▽

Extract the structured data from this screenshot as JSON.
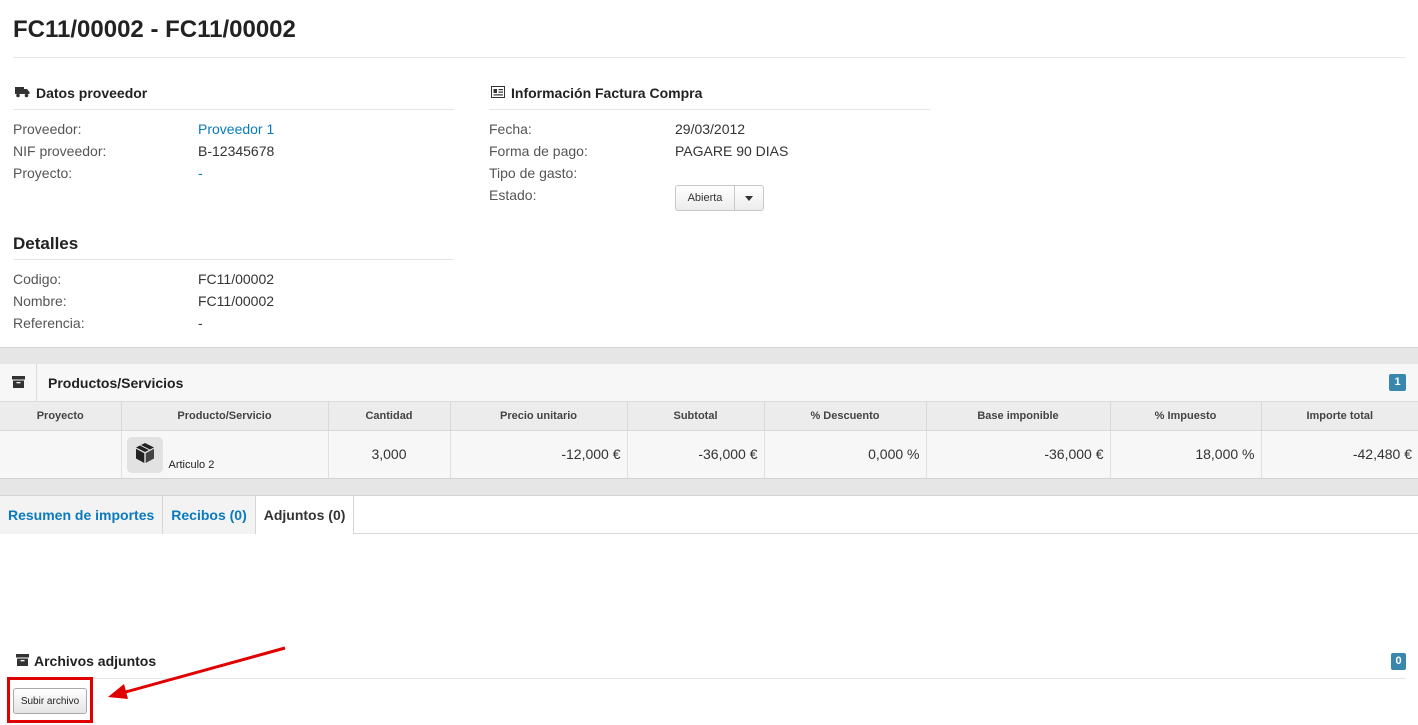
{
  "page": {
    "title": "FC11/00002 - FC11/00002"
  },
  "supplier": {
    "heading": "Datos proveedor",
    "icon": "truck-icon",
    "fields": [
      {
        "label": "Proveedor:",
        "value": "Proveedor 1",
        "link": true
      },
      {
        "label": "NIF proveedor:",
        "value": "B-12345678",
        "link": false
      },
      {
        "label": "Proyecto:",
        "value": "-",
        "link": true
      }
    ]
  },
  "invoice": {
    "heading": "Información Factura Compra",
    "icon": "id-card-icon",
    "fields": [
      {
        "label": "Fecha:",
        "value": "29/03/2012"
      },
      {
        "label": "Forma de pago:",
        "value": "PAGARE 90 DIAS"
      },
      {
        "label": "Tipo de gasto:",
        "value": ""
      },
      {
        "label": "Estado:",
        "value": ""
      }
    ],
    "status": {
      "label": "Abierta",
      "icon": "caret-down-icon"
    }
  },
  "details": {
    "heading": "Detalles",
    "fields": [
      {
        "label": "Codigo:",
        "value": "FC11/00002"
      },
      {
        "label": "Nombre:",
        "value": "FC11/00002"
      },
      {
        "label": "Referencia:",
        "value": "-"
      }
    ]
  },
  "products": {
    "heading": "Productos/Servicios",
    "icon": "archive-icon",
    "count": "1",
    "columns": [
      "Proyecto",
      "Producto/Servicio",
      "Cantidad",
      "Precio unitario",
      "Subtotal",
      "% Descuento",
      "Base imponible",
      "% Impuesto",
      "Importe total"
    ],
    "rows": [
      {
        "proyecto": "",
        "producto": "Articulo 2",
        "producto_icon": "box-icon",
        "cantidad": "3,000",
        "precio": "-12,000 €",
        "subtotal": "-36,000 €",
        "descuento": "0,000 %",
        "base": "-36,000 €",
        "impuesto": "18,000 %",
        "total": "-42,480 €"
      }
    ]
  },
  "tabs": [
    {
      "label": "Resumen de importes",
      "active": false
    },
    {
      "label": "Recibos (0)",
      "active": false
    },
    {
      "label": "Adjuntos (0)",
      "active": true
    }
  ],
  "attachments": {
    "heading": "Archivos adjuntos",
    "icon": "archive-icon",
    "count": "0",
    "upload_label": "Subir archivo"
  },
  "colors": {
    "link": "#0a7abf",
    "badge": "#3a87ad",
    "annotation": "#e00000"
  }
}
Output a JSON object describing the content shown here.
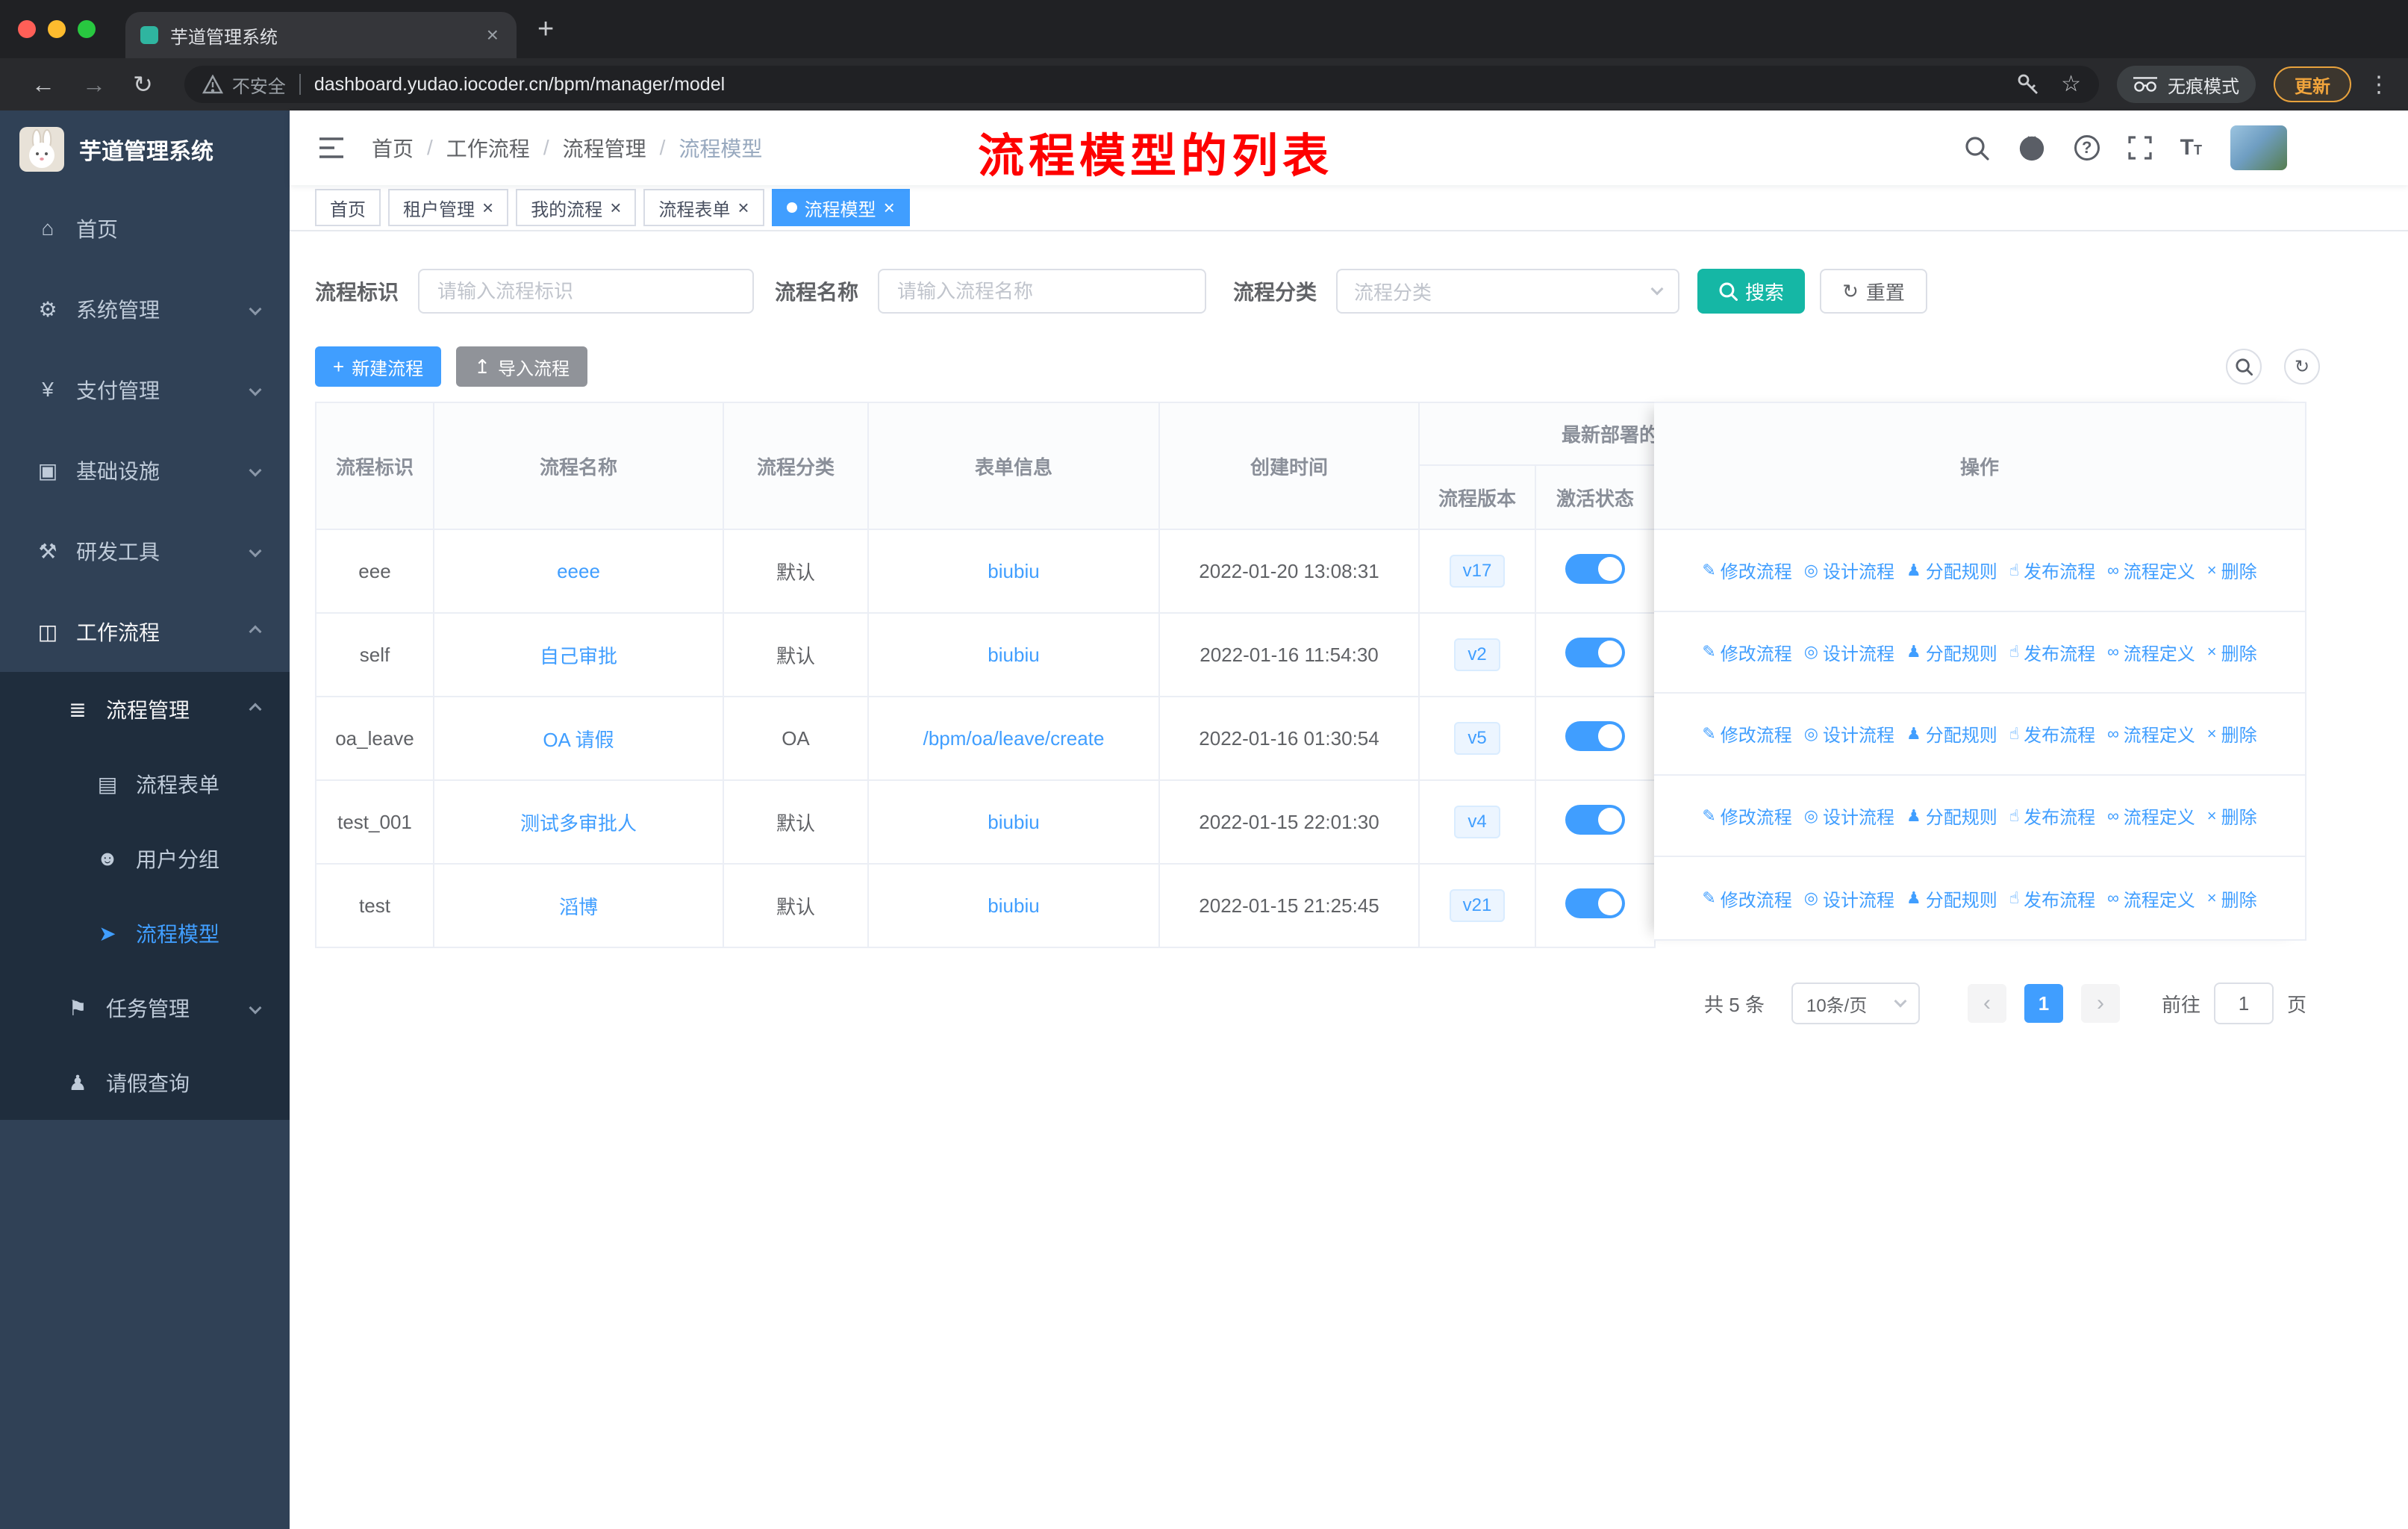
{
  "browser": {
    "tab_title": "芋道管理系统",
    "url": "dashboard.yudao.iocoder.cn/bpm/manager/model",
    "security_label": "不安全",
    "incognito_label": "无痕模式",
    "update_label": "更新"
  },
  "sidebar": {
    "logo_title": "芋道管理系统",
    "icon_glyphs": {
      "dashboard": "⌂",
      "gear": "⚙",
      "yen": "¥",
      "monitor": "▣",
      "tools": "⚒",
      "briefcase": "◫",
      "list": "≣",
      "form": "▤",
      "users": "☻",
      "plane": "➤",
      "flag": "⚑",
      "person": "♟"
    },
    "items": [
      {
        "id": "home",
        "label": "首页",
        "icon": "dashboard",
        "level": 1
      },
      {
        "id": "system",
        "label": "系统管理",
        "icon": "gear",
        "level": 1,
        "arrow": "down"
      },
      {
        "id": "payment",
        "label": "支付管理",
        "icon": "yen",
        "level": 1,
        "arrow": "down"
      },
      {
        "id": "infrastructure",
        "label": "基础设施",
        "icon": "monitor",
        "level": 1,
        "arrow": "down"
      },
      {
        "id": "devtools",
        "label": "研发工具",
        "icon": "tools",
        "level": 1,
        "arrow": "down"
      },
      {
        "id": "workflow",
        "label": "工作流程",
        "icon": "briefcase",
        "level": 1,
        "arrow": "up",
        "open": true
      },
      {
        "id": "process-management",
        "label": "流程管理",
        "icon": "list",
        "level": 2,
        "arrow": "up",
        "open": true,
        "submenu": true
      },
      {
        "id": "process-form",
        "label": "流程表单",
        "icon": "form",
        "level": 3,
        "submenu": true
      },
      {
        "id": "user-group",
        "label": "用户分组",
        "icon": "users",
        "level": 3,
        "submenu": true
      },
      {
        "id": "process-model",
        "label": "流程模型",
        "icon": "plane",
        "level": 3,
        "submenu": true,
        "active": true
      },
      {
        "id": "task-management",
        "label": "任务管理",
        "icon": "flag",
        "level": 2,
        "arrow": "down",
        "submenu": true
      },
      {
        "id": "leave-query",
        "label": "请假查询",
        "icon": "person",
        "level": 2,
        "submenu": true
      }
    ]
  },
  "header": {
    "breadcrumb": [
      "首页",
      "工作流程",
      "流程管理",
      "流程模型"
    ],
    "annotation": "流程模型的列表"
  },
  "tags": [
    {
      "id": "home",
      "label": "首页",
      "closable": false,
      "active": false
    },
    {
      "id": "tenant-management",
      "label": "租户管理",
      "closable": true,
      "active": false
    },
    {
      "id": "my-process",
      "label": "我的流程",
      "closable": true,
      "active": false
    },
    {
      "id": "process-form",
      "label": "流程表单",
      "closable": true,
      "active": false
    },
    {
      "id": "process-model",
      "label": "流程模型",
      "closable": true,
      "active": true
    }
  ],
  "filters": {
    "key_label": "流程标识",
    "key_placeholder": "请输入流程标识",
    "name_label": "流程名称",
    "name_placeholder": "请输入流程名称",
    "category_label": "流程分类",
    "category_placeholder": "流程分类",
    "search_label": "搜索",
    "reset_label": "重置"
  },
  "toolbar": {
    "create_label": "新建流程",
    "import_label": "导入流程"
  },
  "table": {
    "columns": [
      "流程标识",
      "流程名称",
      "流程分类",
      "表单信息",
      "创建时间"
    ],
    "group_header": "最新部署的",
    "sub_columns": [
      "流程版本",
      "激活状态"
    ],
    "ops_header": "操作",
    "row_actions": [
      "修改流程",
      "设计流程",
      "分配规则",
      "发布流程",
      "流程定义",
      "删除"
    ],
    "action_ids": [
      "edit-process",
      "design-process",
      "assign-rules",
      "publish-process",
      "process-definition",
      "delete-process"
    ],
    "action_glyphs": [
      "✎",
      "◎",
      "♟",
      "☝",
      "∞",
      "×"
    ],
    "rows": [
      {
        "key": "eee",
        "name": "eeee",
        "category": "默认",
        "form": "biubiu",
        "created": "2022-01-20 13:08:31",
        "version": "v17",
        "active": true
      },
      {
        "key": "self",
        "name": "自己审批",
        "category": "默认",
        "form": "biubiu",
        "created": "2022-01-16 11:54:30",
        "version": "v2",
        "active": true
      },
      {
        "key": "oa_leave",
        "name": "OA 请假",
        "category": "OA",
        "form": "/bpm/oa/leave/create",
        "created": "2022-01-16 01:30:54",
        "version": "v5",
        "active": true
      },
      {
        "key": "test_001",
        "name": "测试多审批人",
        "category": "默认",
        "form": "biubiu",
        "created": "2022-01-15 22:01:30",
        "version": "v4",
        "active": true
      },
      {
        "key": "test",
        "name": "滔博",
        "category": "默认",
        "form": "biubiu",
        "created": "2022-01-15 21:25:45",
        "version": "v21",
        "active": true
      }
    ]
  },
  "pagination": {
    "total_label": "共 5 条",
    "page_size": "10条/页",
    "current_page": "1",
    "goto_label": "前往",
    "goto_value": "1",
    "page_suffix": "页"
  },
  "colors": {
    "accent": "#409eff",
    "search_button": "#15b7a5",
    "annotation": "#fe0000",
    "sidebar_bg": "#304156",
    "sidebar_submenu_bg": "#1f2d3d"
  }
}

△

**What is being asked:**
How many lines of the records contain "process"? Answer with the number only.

**Answer below:**
11